§ **YOUR OBJECTIVE**: Pictures found in the material must be left out, and every line returned as written.

§ **RECORD EXTRACTS**:
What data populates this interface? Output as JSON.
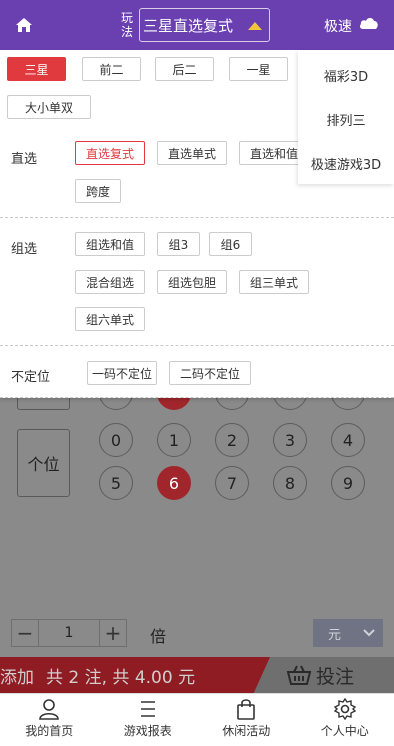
{
  "header": {
    "play_label": "玩法",
    "mode_value": "三星直选复式",
    "speed_label": "极速"
  },
  "tabs": [
    {
      "label": "三星",
      "active": true
    },
    {
      "label": "前二",
      "active": false
    },
    {
      "label": "后二",
      "active": false
    },
    {
      "label": "一星",
      "active": false
    },
    {
      "label": "大小单双",
      "active": false
    }
  ],
  "panel": {
    "groups": [
      {
        "title": "直选",
        "options": [
          "直选复式",
          "直选单式",
          "直选和值",
          "跨度"
        ]
      },
      {
        "title": "组选",
        "options": [
          "组选和值",
          "组3",
          "组6",
          "混合组选",
          "组选包胆",
          "组三单式",
          "组六单式"
        ]
      },
      {
        "title": "不定位",
        "options": [
          "一码不定位",
          "二码不定位"
        ]
      }
    ],
    "active_option": "直选复式"
  },
  "menu": {
    "items": [
      "福彩3D",
      "排列三",
      "极速游戏3D"
    ]
  },
  "board": {
    "position_label": "个位",
    "balls": [
      "0",
      "1",
      "2",
      "3",
      "4",
      "5",
      "6",
      "7",
      "8",
      "9"
    ],
    "selected": "6"
  },
  "multiplier": {
    "minus": "−",
    "value": "1",
    "plus": "+",
    "unit_label": "倍",
    "currency_unit": "元"
  },
  "bet_bar": {
    "add_label": "添加",
    "summary": "共 2 注, 共 4.00 元",
    "submit_label": "投注"
  },
  "bottom_nav": [
    {
      "label": "我的首页",
      "icon": "user-icon"
    },
    {
      "label": "游戏报表",
      "icon": "list-icon"
    },
    {
      "label": "休闲活动",
      "icon": "bag-icon"
    },
    {
      "label": "个人中心",
      "icon": "gear-icon"
    }
  ],
  "colors": {
    "header_bg": "#6a3fb0",
    "accent_red": "#e0393e",
    "triangle_yellow": "#f3c53a"
  }
}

§ **SOLVED EXERCISE**:
What data populates this interface? Output as JSON.
{
  "header": {
    "play_label": "玩法",
    "mode_value": "三星直选复式",
    "speed_label": "极速"
  },
  "tabs": [
    {
      "label": "三星",
      "active": true
    },
    {
      "label": "前二",
      "active": false
    },
    {
      "label": "后二",
      "active": false
    },
    {
      "label": "一星",
      "active": false
    },
    {
      "label": "大小单双",
      "active": false
    }
  ],
  "panel": {
    "groups": [
      {
        "title": "直选",
        "options": [
          "直选复式",
          "直选单式",
          "直选和值",
          "跨度"
        ]
      },
      {
        "title": "组选",
        "options": [
          "组选和值",
          "组3",
          "组6",
          "混合组选",
          "组选包胆",
          "组三单式",
          "组六单式"
        ]
      },
      {
        "title": "不定位",
        "options": [
          "一码不定位",
          "二码不定位"
        ]
      }
    ],
    "active_option": "直选复式"
  },
  "menu": {
    "items": [
      "福彩3D",
      "排列三",
      "极速游戏3D"
    ]
  },
  "board": {
    "position_label": "个位",
    "balls": [
      "0",
      "1",
      "2",
      "3",
      "4",
      "5",
      "6",
      "7",
      "8",
      "9"
    ],
    "selected": "6"
  },
  "multiplier": {
    "minus": "−",
    "value": "1",
    "plus": "+",
    "unit_label": "倍",
    "currency_unit": "元"
  },
  "bet_bar": {
    "add_label": "添加",
    "summary": "共 2 注, 共 4.00 元",
    "submit_label": "投注"
  },
  "bottom_nav": [
    {
      "label": "我的首页",
      "icon": "user-icon"
    },
    {
      "label": "游戏报表",
      "icon": "list-icon"
    },
    {
      "label": "休闲活动",
      "icon": "bag-icon"
    },
    {
      "label": "个人中心",
      "icon": "gear-icon"
    }
  ],
  "colors": {
    "header_bg": "#6a3fb0",
    "accent_red": "#e0393e",
    "triangle_yellow": "#f3c53a"
  }
}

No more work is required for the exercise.